They’re calling it the “Citizens’ Plan” initiative. Like all such initiatives, the name is misleading. Said citizens are an alliance of a billionaire and a few advocates for a limited selection of public interests. Not included are the citizens who are most impacted nor the economic interests of the City’s working populace. Citizen Kane Plan might be a more appropriate name for the way it attempts to manipulate public opinion into believing it is a grassroots plan. [Read more…] about A beach, burb, and billionaire “Citizens’ Plan” for San Diego’s urban neighborhoods
I read an op-ed in the San Diego Union Tribune that made me want to stand on top of a downtown high rise and scream . . . YES!!! The opinion piece was entitled “A higher and better use for downtown,” and was written by Wayne Raffesberger and co-authored by Rob Quigley, Jack Carpenter, Pete Garcia and David Malmuth – individuals who have exceptional knowledge of downtown San Diego’s East Village neighborhood and a promising vision for its future.* I was compelled to write a lengthy comment to the piece and perhaps I should have just stopped there (in any case, I have regurgitated some of it in writing this piece). But this topic has been an issue that has been sticking in my craw for several years. [Read more…] about San Diego’s East Village: substituting an academic and high-wage vision for an entertainment and tourism vision
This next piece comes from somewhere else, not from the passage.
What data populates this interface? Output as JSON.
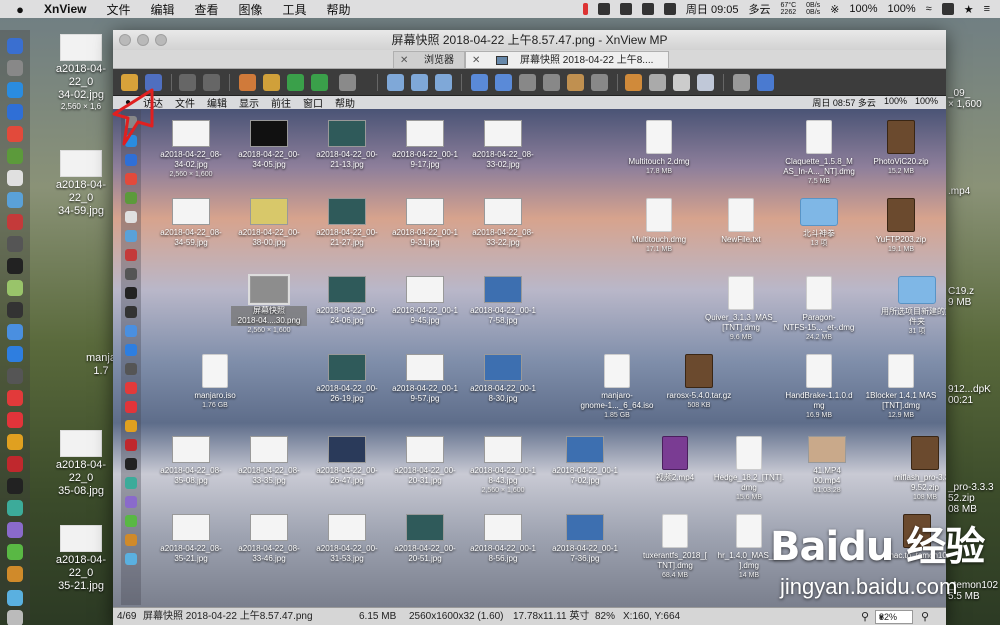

On October 11, 2015, Governor Brown vetoed Senate Bill 539, which would have removed Confederate names from government buildings in California. On the same date, Governor Brown signed into law Assembly Bill 30 prohibiting the use of the name “Redskins” for school sports teams and mascots. In vetoing the ban of confederate names on public buildings and places, Governor Brown noted “a national movement to remove the confederate [sic] flag from State Capitols [sic] in the South – a long overdue action.” However, he went on to state: [Read more…] about California tributes to the Confederacy – why Gov. Brown is wrong